- [Task prompt] Where a line of the data holds the word "this", copy that line.

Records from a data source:
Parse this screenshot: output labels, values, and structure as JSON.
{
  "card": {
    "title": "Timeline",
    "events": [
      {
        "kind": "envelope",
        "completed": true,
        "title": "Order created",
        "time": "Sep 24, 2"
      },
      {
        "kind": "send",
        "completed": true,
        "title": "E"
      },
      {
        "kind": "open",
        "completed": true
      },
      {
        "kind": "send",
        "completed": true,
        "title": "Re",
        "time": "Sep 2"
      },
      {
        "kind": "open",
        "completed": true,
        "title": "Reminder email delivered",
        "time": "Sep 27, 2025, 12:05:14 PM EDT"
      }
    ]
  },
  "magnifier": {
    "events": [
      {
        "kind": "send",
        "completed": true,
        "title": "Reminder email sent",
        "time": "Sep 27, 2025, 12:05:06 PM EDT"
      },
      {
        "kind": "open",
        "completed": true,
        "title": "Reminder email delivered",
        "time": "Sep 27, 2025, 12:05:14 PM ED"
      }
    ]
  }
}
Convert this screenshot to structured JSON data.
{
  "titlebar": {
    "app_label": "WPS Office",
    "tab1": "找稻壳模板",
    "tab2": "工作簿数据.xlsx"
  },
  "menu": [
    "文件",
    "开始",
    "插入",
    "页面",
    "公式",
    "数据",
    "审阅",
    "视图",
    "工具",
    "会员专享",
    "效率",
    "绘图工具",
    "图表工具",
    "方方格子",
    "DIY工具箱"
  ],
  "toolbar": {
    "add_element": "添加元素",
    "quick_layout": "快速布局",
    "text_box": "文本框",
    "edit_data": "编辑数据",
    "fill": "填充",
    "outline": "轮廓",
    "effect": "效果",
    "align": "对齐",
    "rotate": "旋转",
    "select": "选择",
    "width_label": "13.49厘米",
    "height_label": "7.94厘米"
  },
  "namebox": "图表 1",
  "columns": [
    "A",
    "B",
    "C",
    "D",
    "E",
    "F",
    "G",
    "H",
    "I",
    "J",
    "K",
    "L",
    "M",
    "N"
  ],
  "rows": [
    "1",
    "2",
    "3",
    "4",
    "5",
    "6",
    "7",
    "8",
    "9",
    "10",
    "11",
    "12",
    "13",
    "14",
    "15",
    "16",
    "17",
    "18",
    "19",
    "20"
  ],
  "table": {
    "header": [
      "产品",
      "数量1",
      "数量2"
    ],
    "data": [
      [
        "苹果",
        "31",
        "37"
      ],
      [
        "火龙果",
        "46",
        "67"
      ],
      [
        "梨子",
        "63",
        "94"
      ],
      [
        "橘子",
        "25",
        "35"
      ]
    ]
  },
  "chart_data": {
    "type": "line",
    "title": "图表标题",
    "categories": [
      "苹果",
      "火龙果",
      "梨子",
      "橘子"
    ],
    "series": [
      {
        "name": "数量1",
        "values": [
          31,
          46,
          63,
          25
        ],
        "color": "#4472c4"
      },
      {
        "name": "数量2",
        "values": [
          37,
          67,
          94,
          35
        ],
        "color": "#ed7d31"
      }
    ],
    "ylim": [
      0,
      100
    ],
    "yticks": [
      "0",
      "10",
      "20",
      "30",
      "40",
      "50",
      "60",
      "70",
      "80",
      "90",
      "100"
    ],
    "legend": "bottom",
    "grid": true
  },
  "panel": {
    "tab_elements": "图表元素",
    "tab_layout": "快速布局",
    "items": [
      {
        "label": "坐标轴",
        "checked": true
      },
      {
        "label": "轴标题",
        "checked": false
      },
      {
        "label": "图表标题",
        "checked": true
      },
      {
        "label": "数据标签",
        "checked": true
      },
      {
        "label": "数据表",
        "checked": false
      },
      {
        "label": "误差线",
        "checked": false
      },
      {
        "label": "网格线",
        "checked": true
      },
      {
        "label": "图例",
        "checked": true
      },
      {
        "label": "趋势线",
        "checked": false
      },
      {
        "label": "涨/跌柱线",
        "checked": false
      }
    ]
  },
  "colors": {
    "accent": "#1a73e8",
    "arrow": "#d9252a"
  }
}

- [Task result]
Parse this screenshot: output labels, values, and structure as JSON.
Convert this screenshot to structured JSON data.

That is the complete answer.